In this week’s roundup of deletions archived by Politwoops, we look at how politicians subtly honed their messages during the 50th anniversary of the civil rights march in Selma, Ala.
While none of these deletions are shocking, they show how politicians are regularly and carefully manicuring their public messages to minimize controversy and distraction. The politicians and their staff may not be afraid to make edits to their deletions, but they regularly shy away from questions about why those edits occur. Despite their silence, Politwoops will continue to archive the changes, no matter what the topic, and I’ll continue to ask the seemingly difficult question: “Why?”
Last weekend, members of all political stripes came together to mark “Bloody Sunday” and the larger struggle for civil rights. They shared the event across social media and Politwoops archived some changes as politicians honed public statements. Rep. Kathy Castor, D-Fla., tweeted an image seen above of the 16th Street Baptist Church that asked the question, “Who would bomb a church?” After two minutes, the tweet was deleted and replaced with the question removed. Her account did not respond for a request for comment.
The official House Twitter account of Rep. John Lewis, D-Ga., who played a central role in Selma, utilized the social network to further his thoughts and share memories. Many of his statements were shared broadly, but Politwoops archived an earlier version of one popular tweet where it was changed from “together we will get there” to “we shall overcome.”

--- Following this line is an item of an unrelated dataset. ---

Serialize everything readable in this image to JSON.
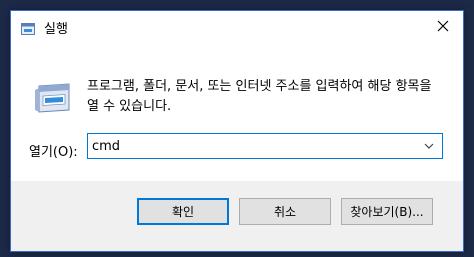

The official account for Rep. Tim Ryan, D-Ohio, deleted a tweet after an hour that said, “Today marks 50th anniversary of “Bloody Sunday” when a group of brave civil rights activists led by #MLK marched in Selma, Alabama #Selma50.” It was replaced by a version of the tweet that removed “led by #MLK.” His account did not respond to a request for comment.
Have a great weekend, and please let me know if you notice any accounts that Politwoops is missing!